**Work to complete**
The response must be made up of the lines in the entries below that contain "changes".

**Information provided**
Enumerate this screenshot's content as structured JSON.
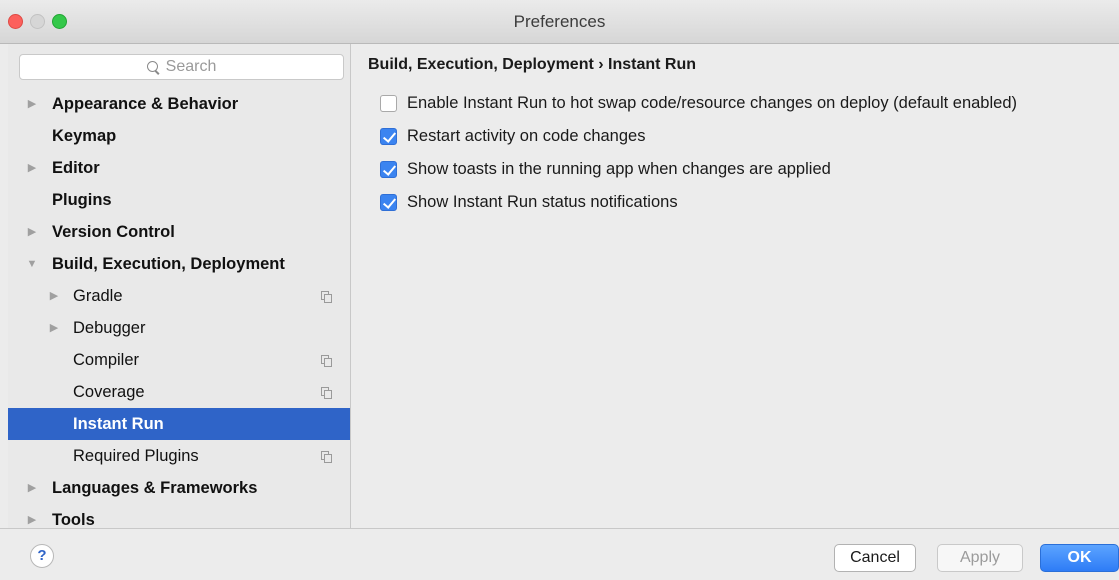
{
  "window": {
    "title": "Preferences"
  },
  "search": {
    "placeholder": "Search"
  },
  "tree": [
    {
      "label": "Appearance & Behavior",
      "expanded": false
    },
    {
      "label": "Keymap"
    },
    {
      "label": "Editor",
      "expanded": false
    },
    {
      "label": "Plugins"
    },
    {
      "label": "Version Control",
      "expanded": false
    },
    {
      "label": "Build, Execution, Deployment",
      "expanded": true
    },
    {
      "label": "Gradle",
      "expanded": false
    },
    {
      "label": "Debugger",
      "expanded": false
    },
    {
      "label": "Compiler"
    },
    {
      "label": "Coverage"
    },
    {
      "label": "Instant Run",
      "selected": true
    },
    {
      "label": "Required Plugins"
    },
    {
      "label": "Languages & Frameworks",
      "expanded": false
    },
    {
      "label": "Tools",
      "expanded": false
    }
  ],
  "content": {
    "breadcrumb": "Build, Execution, Deployment › Instant Run",
    "options": [
      {
        "label": "Enable Instant Run to hot swap code/resource changes on deploy (default enabled)",
        "checked": false
      },
      {
        "label": "Restart activity on code changes",
        "checked": true
      },
      {
        "label": "Show toasts in the running app when changes are applied",
        "checked": true
      },
      {
        "label": "Show Instant Run status notifications",
        "checked": true
      }
    ]
  },
  "buttons": {
    "help": "?",
    "cancel": "Cancel",
    "apply": "Apply",
    "ok": "OK"
  },
  "colors": {
    "selection": "#2f64c8",
    "checkbox_on": "#3b84f0",
    "ok_button": "#2e7cf6"
  }
}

**Reply**
        "label": "Enable Instant Run to hot swap code/resource changes on deploy (default enabled)",
        "label": "Restart activity on code changes",
        "label": "Show toasts in the running app when changes are applied",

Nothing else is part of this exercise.